How do you look for “loss of customer trust” symptoms in your health plan?

  1. Are you receiving more customer complaints about claims processing, billing, or payment disputes?
  2. Have you noticed an increase in customer churn or a decrease in customer retention rates?
  3. Are online reviews and customer feedback indicating a decline in trust and satisfaction with your insurance services?

Industry Fact: Trust is a critical factor in customer retention. According to the Edelman Trust Barometer, trust in healthcare organizations is vital for patient engagement and loyalty. Loss of customer trust leads to a decline in the customer base, affecting top and bottom-line revenues. [8] 

9. High PI vendor fee: Working with many PI vendors will increase workload and eventually high administrative work dealing with multiple vendors and spending a high percentage of the savings.

To identify symptoms of "High PI Vendor Fee," consider these questions:

  1. Are you incurring substantial fees for multiple or specific PI vendor(s), reducing the net savings achieved?
  2. Are you regularly evaluating your PI vendors' performance and return on investment (ROI) to ensure their services are cost-effective and add value beyond their fees
  3. Have you noticed increased internal processing time or resource allocation for coordinating and reconciling data between multiple PI vendors?

Industry Fact: A significant portion of healthcare industry waste, to the tune of ~$100B or 10% of total healthcare waste, comes from improper claims payouts as well as deep administrative costs across the eligibility, coding, submission, and rework cycles on the insurance front. Of the ~$100B lost as a result of this, $15B comes from administrative waste resulting from outdated payment integrity solutions. [9]
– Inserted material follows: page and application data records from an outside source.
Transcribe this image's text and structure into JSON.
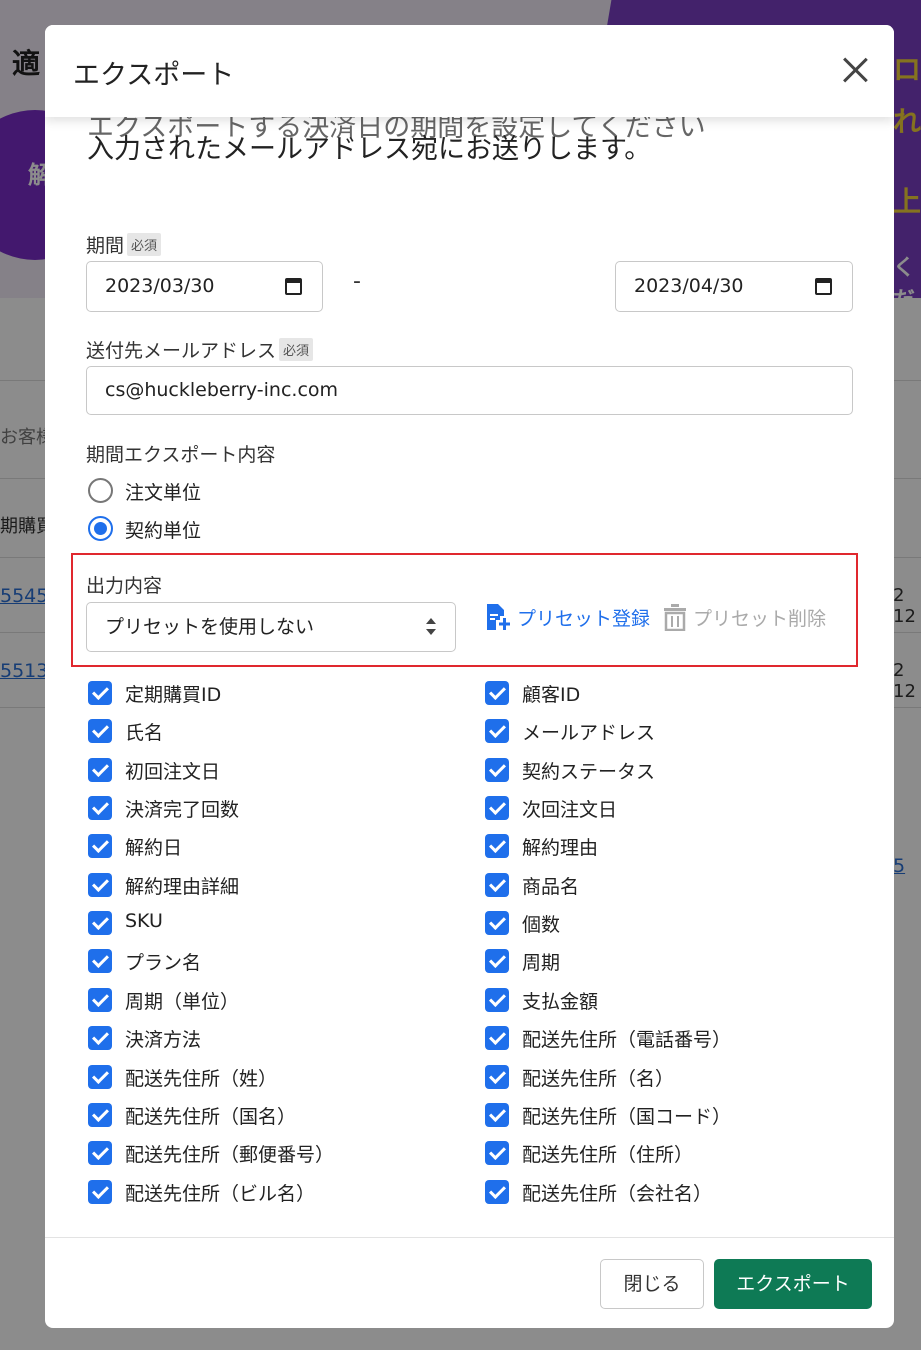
{
  "background": {
    "banner_left_text": "適",
    "banner_circle_text": "解",
    "banner_right_texts": [
      "ロ",
      "れ",
      "上",
      "く だ"
    ],
    "table_header_fragments": [
      "お客様",
      "期購買"
    ],
    "links": [
      "5545",
      "5513"
    ],
    "right_fragments": [
      "2 12",
      "2 12"
    ],
    "right_link": "5"
  },
  "modal": {
    "title": "エクスポート",
    "intro_hidden": "エクスポートする決済日の期間を設定してください",
    "intro": "入力されたメールアドレス宛にお送りします。",
    "period": {
      "label": "期間",
      "required": "必須",
      "start": "2023/03/30",
      "separator": "-",
      "end": "2023/04/30"
    },
    "email": {
      "label": "送付先メールアドレス",
      "required": "必須",
      "value": "cs@huckleberry-inc.com"
    },
    "export_content": {
      "label": "期間エクスポート内容",
      "options": [
        {
          "label": "注文単位",
          "selected": false
        },
        {
          "label": "契約単位",
          "selected": true
        }
      ]
    },
    "output": {
      "label": "出力内容",
      "preset_value": "プリセットを使用しない",
      "register_label": "プリセット登録",
      "delete_label": "プリセット削除"
    },
    "fields_left": [
      "定期購買ID",
      "氏名",
      "初回注文日",
      "決済完了回数",
      "解約日",
      "解約理由詳細",
      "SKU",
      "プラン名",
      "周期（単位）",
      "決済方法",
      "配送先住所（姓）",
      "配送先住所（国名）",
      "配送先住所（郵便番号）",
      "配送先住所（ビル名）"
    ],
    "fields_right": [
      "顧客ID",
      "メールアドレス",
      "契約ステータス",
      "次回注文日",
      "解約理由",
      "商品名",
      "個数",
      "周期",
      "支払金額",
      "配送先住所（電話番号）",
      "配送先住所（名）",
      "配送先住所（国コード）",
      "配送先住所（住所）",
      "配送先住所（会社名）"
    ],
    "buttons": {
      "close": "閉じる",
      "export": "エクスポート"
    }
  },
  "colors": {
    "accent": "#1f6feb",
    "primary_button": "#0e7a55",
    "highlight_border": "#e0282e"
  }
}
In summary, inaccurate and improper medical claim billing, waste, and abuse can impact health insurance companies' top-line revenue by increasing claim costs and potentially reducing the number of insured individuals due to higher premiums. It affects the bottom-line revenue by decreasing profitability, increasing administrative costs, and potentially leading to regulatory penalties or reinsurance-related costs. Therefore, addressing these issues is crucial for maintaining a healthy financial position for health insurance companies.

Want to learn more? Stay tuned for future posts exploring specific challenges and potential solutions in the payment integrity industry!